Work request: Leave the pictures out, and print everything else in the records exactly.

Task data:
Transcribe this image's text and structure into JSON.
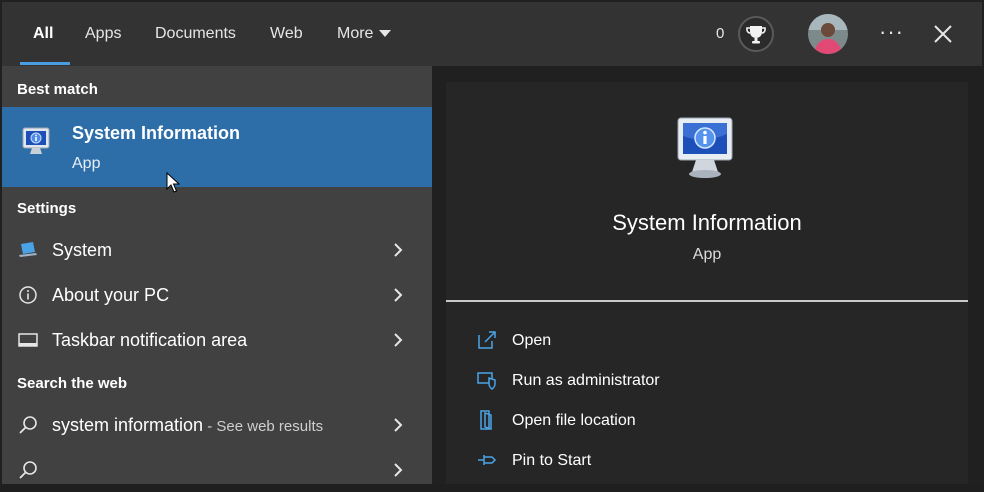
{
  "tabs": [
    {
      "label": "All",
      "active": true
    },
    {
      "label": "Apps"
    },
    {
      "label": "Documents"
    },
    {
      "label": "Web"
    },
    {
      "label": "More"
    }
  ],
  "header": {
    "reward_points": "0",
    "trophy_icon": "trophy-icon",
    "avatar_icon": "user-avatar",
    "more_options_icon": "ellipsis-icon",
    "close_icon": "close-icon"
  },
  "sections": {
    "best_match": "Best match",
    "settings": "Settings",
    "search_web": "Search the web"
  },
  "best_match": {
    "title": "System Information",
    "subtitle": "App",
    "icon": "system-information-icon"
  },
  "settings_items": [
    {
      "label": "System",
      "icon": "laptop-icon"
    },
    {
      "label": "About your PC",
      "icon": "info-circle-icon"
    },
    {
      "label": "Taskbar notification area",
      "icon": "taskbar-icon"
    }
  ],
  "web_items": [
    {
      "query": "system information",
      "hint": " - See web results",
      "icon": "search-icon"
    },
    {
      "query": "",
      "hint": "",
      "icon": "search-icon"
    }
  ],
  "preview": {
    "title": "System Information",
    "subtitle": "App",
    "icon": "system-information-icon"
  },
  "actions": [
    {
      "label": "Open",
      "icon": "open-icon"
    },
    {
      "label": "Run as administrator",
      "icon": "shield-icon"
    },
    {
      "label": "Open file location",
      "icon": "folder-icon"
    },
    {
      "label": "Pin to Start",
      "icon": "pin-icon"
    }
  ],
  "colors": {
    "accent": "#2d6ea9",
    "tab_underline": "#4a9de0",
    "left_pane": "#414141",
    "right_pane": "#262626",
    "topbar": "#333333"
  }
}
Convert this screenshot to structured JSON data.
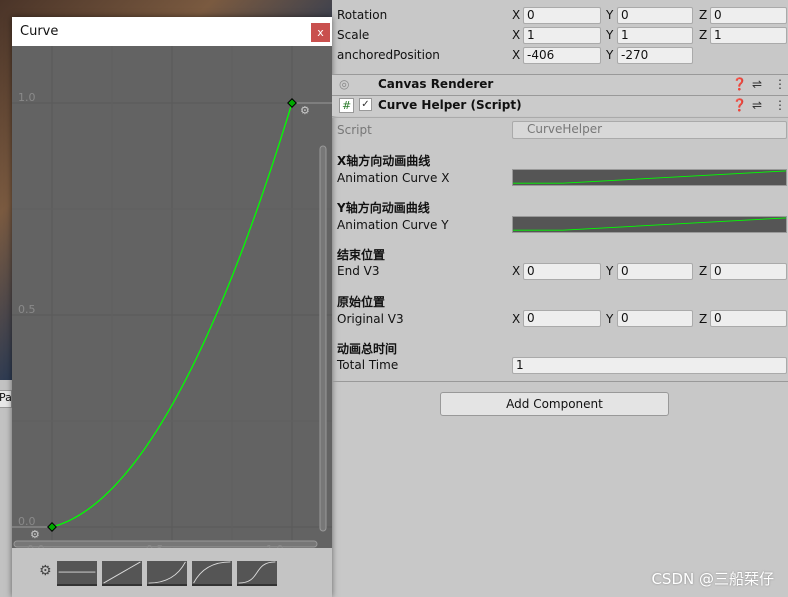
{
  "curve_window": {
    "title": "Curve",
    "close": "x",
    "y_labels": [
      "1.0",
      "0.5",
      "0.0"
    ],
    "x_labels": [
      "0.0",
      "0.5",
      "1.0"
    ],
    "curve_color": "#00ff00",
    "keys": [
      [
        0,
        0
      ],
      [
        1,
        1
      ]
    ]
  },
  "background": {
    "partial_label": "Pa"
  },
  "inspector": {
    "rotation": {
      "label": "Rotation",
      "x": "0",
      "y": "0",
      "z": "0"
    },
    "scale": {
      "label": "Scale",
      "x": "1",
      "y": "1",
      "z": "1"
    },
    "anchored": {
      "label": "anchoredPosition",
      "x": "-406",
      "y": "-270"
    },
    "canvas_renderer": "Canvas Renderer",
    "curve_helper": "Curve Helper (Script)",
    "script_label": "Script",
    "script_value": "CurveHelper",
    "curve_x_header": "X轴方向动画曲线",
    "curve_x_label": "Animation Curve X",
    "curve_y_header": "Y轴方向动画曲线",
    "curve_y_label": "Animation Curve Y",
    "end_header": "结束位置",
    "end_label": "End V3",
    "end": {
      "x": "0",
      "y": "0",
      "z": "0"
    },
    "orig_header": "原始位置",
    "orig_label": "Original V3",
    "orig": {
      "x": "0",
      "y": "0",
      "z": "0"
    },
    "time_header": "动画总时间",
    "time_label": "Total Time",
    "time": "1",
    "add_component": "Add Component",
    "axes": {
      "x": "X",
      "y": "Y",
      "z": "Z"
    }
  },
  "watermark": "CSDN @三船栞仔"
}
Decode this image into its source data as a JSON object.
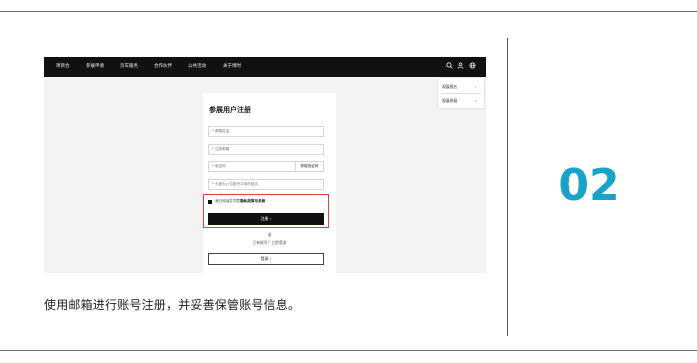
{
  "step_number": "02",
  "caption": "使用邮箱进行账号注册，并妥善保管账号信息。",
  "colors": {
    "accent": "#1aa3c9",
    "highlight_border": "#e0443c",
    "nav_bg": "#111111"
  },
  "screenshot": {
    "nav_items": [
      "项目合",
      "参展申请",
      "页车服务",
      "合作伙伴",
      "公共活动",
      "关于博时"
    ],
    "nav_icons": [
      "search-icon",
      "user-icon",
      "globe-icon"
    ],
    "dropdown": {
      "items": [
        "观展报名",
        "观展参展"
      ],
      "chevron": "›"
    },
    "form": {
      "title": "参展用户注册",
      "fields": [
        {
          "placeholder": "* 邮箱姓名"
        },
        {
          "placeholder": "* 注册邮箱"
        },
        {
          "placeholder": "* 验证码",
          "action": "获取验证码"
        },
        {
          "placeholder": "* 长度为六位数号字母的组合"
        }
      ],
      "agree_prefix": "我已阅读并同意",
      "agree_link": "隐私政策与条款",
      "submit_label": "注册  ›",
      "or_label": "或",
      "alt_label": "已有账号？立即登录",
      "login_label": "登录  ›"
    }
  }
}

Written solution:
Transcribe this image's text and structure into JSON.
{
  "tabs": [
    {
      "label": "All",
      "active": true
    },
    {
      "label": "Apps"
    },
    {
      "label": "Documents"
    },
    {
      "label": "Web"
    },
    {
      "label": "More"
    }
  ],
  "header": {
    "reward_points": "0",
    "trophy_icon": "trophy-icon",
    "avatar_icon": "user-avatar",
    "more_options_icon": "ellipsis-icon",
    "close_icon": "close-icon"
  },
  "sections": {
    "best_match": "Best match",
    "settings": "Settings",
    "search_web": "Search the web"
  },
  "best_match": {
    "title": "System Information",
    "subtitle": "App",
    "icon": "system-information-icon"
  },
  "settings_items": [
    {
      "label": "System",
      "icon": "laptop-icon"
    },
    {
      "label": "About your PC",
      "icon": "info-circle-icon"
    },
    {
      "label": "Taskbar notification area",
      "icon": "taskbar-icon"
    }
  ],
  "web_items": [
    {
      "query": "system information",
      "hint": " - See web results",
      "icon": "search-icon"
    },
    {
      "query": "",
      "hint": "",
      "icon": "search-icon"
    }
  ],
  "preview": {
    "title": "System Information",
    "subtitle": "App",
    "icon": "system-information-icon"
  },
  "actions": [
    {
      "label": "Open",
      "icon": "open-icon"
    },
    {
      "label": "Run as administrator",
      "icon": "shield-icon"
    },
    {
      "label": "Open file location",
      "icon": "folder-icon"
    },
    {
      "label": "Pin to Start",
      "icon": "pin-icon"
    }
  ],
  "colors": {
    "accent": "#2d6ea9",
    "tab_underline": "#4a9de0",
    "left_pane": "#414141",
    "right_pane": "#262626",
    "topbar": "#333333"
  }
}
Convert this screenshot to structured JSON data.
{
  "curve_window": {
    "title": "Curve",
    "close": "x",
    "y_labels": [
      "1.0",
      "0.5",
      "0.0"
    ],
    "x_labels": [
      "0.0",
      "0.5",
      "1.0"
    ],
    "curve_color": "#00ff00",
    "keys": [
      [
        0,
        0
      ],
      [
        1,
        1
      ]
    ]
  },
  "background": {
    "partial_label": "Pa"
  },
  "inspector": {
    "rotation": {
      "label": "Rotation",
      "x": "0",
      "y": "0",
      "z": "0"
    },
    "scale": {
      "label": "Scale",
      "x": "1",
      "y": "1",
      "z": "1"
    },
    "anchored": {
      "label": "anchoredPosition",
      "x": "-406",
      "y": "-270"
    },
    "canvas_renderer": "Canvas Renderer",
    "curve_helper": "Curve Helper (Script)",
    "script_label": "Script",
    "script_value": "CurveHelper",
    "curve_x_header": "X轴方向动画曲线",
    "curve_x_label": "Animation Curve X",
    "curve_y_header": "Y轴方向动画曲线",
    "curve_y_label": "Animation Curve Y",
    "end_header": "结束位置",
    "end_label": "End V3",
    "end": {
      "x": "0",
      "y": "0",
      "z": "0"
    },
    "orig_header": "原始位置",
    "orig_label": "Original V3",
    "orig": {
      "x": "0",
      "y": "0",
      "z": "0"
    },
    "time_header": "动画总时间",
    "time_label": "Total Time",
    "time": "1",
    "add_component": "Add Component",
    "axes": {
      "x": "X",
      "y": "Y",
      "z": "Z"
    }
  },
  "watermark": "CSDN @三船栞仔"
}
Decode this image into its source data as a JSON object.
{
  "step_number": "02",
  "caption": "使用邮箱进行账号注册，并妥善保管账号信息。",
  "colors": {
    "accent": "#1aa3c9",
    "highlight_border": "#e0443c",
    "nav_bg": "#111111"
  },
  "screenshot": {
    "nav_items": [
      "项目合",
      "参展申请",
      "页车服务",
      "合作伙伴",
      "公共活动",
      "关于博时"
    ],
    "nav_icons": [
      "search-icon",
      "user-icon",
      "globe-icon"
    ],
    "dropdown": {
      "items": [
        "观展报名",
        "观展参展"
      ],
      "chevron": "›"
    },
    "form": {
      "title": "参展用户注册",
      "fields": [
        {
          "placeholder": "* 邮箱姓名"
        },
        {
          "placeholder": "* 注册邮箱"
        },
        {
          "placeholder": "* 验证码",
          "action": "获取验证码"
        },
        {
          "placeholder": "* 长度为六位数号字母的组合"
        }
      ],
      "agree_prefix": "我已阅读并同意",
      "agree_link": "隐私政策与条款",
      "submit_label": "注册  ›",
      "or_label": "或",
      "alt_label": "已有账号？立即登录",
      "login_label": "登录  ›"
    }
  }
}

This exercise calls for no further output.